Q: I read an article that said that at my age I should have several medical tests. But my doctor says some of them are unnecessary. What should I do?

A: As doctors, we like to order tests that will detect or prevent disease. Some of these tests are ordered out of habit or for medical legal fears, but often there is little evidence that they will benefit the patient.

Most importantly, some tests might detect clinically insignificant tumors or abnormalities that will give a patient a new insignificant “diagnosis.”

For example, a patient visits the hospital emergency room and a routine chest CT scan is performed, even though it is not related to the patient’s health concern.

If the scan finds a new thyroid nodule, a radiologist will be obligated to recommend further imaging. Most small thyroid nodules are benign and never turn into cancer, but now the patient will be subjected to further tests, resulting in increased care costs and unnecessary anxiety.

This is just one example of over-diagnosis.

During an annual physical, some routine tests might be ordered, although there is no specific clinical reason or preventive purpose. Three common tests that come to mind are the chest X-ray, electrocardiogram (EKG) and urinalysis.

A large study published in the Journal of the American Medical Association in 2011 found there is no benefit to annual routine chest X-ray screenings for lung cancer. Consequently, the National Cancer Institute now discourages these screenings.

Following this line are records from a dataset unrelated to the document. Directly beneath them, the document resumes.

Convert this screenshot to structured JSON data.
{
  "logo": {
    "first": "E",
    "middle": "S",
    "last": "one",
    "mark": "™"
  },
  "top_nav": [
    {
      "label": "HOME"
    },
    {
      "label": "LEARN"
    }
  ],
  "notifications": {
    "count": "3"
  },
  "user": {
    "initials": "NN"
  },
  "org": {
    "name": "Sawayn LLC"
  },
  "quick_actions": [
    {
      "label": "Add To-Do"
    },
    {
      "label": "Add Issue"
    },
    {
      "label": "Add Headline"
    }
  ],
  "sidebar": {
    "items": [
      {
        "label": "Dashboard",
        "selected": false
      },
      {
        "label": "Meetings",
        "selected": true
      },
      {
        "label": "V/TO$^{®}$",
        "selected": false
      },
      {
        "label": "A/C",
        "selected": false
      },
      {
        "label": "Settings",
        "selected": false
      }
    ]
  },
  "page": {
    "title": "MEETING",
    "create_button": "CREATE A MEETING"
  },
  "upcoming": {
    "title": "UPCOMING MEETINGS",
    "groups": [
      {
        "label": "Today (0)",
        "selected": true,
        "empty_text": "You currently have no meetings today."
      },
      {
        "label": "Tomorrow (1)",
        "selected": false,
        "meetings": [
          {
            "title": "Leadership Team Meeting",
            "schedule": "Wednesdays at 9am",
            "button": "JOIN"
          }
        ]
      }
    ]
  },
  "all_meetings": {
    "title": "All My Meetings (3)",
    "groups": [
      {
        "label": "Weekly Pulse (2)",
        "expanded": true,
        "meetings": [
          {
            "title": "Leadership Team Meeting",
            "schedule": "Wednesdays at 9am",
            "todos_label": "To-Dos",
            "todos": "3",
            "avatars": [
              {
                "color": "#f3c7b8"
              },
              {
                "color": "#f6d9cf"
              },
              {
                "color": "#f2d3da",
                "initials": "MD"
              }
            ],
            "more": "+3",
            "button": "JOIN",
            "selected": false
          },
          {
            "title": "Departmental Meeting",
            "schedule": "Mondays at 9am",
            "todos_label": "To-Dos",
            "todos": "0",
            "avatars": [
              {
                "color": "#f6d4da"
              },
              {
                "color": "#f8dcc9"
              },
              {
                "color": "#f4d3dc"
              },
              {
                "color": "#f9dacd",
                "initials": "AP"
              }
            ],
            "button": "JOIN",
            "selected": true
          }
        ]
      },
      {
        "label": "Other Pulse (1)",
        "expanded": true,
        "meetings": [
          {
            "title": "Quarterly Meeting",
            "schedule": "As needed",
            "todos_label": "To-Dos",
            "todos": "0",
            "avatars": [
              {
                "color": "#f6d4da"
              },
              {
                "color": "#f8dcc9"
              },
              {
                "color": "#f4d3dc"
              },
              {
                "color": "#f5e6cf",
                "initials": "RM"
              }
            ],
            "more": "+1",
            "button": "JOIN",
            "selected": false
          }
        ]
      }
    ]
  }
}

EKGs, which are typically performed annually in many doctors’ offices, benefit no one without symptoms or other major cardiac diseases. Even in patients with stable chronic cardiac diseases, it is unlikely an EKG will provide new information.

In fact, the U.S. Preventive Services Task Force, the American Academy of Family Physicians and the American College of Cardiology recommend not screening low-risk, asymptomatic patients with an EKG.

Routine urinalysis is not advised in healthy individuals, due to the risk of false positives.

Chest X-rays, EKGs and urinalysis all run the risk of false positives, which result in further testing and concern for the patient.

There is a time and a place for medical testing, including the ones mentioned here. To avoid over-testing and over-diagnosis, talk to your doctor about any tests he or she orders for you. Ask why your doctor wants the test and what he or she hopes to learn from the results.

Before you have the test, check with your insurance provider to see if it is covered and how much you will have to pay out of pocket.

Some insurance companies, including government plans such as Medicare and Medicaid, will not pay for routine tests they deem unnecessary.

If the test is not covered, talk to your healthcare provider about less-expensive alternatives that might provide the same results.

Dr. William E. Kyle is an internal medicine physician at Memorial Health University Physicians, Legacy Center in Okatie.